If you try to create something people enjoy, and it happens to be made in a responsible way, then that's when you can really strike an incredible balance.

We've all got to come together, and we've got to protect what's left of our ancient forests on this planet.

People think I'm strong, but actually I wanted to crawl away. I thought, I'm going to live in the country with my horse and I'll get a nine-to-five; I don't need this.

I was never drawn just into fashion. I was drawn into it because I am really interested in serving women and providing women with solutions, trying to figure out what we need and why we need that and why we wear stuff, how it makes us feel. That was always my starting point, you know.

I don't know, maybe I'm overly paranoid that they're going to be spoiled, but I want to keep them going as kids for as long as I can. I want to keep them innocent and free.

From an early age, I was very interested in all things fashion... and the change from tomboy to ultrafeminine glamour in old films. There was a Doris Day film I loved: 'Calamity Jane.'

I grew up on an organic farm in England. And I was a vegetarian from an early age - not just for health, not for the environment - just because I didn't believe in killing animals to eat them.

Depending on the season, between 20 and 30 percent of my collections contain some sort of eco or sustainable element, whether it's a beautiful organic fabric or a natural dye. And obviously I don't use animal skins or fur of any kind.

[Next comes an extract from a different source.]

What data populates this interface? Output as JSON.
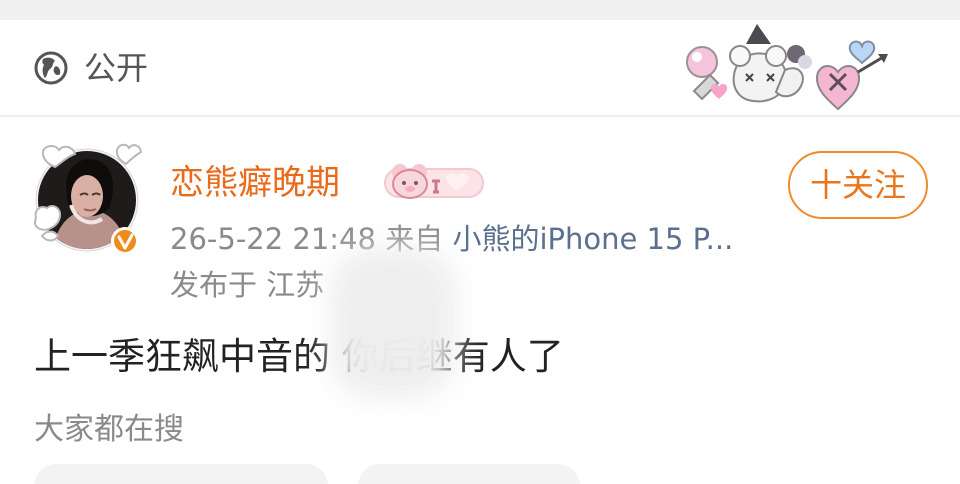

We always had our own vegetables growing up and now I'm doing it with my kids at our house in the country.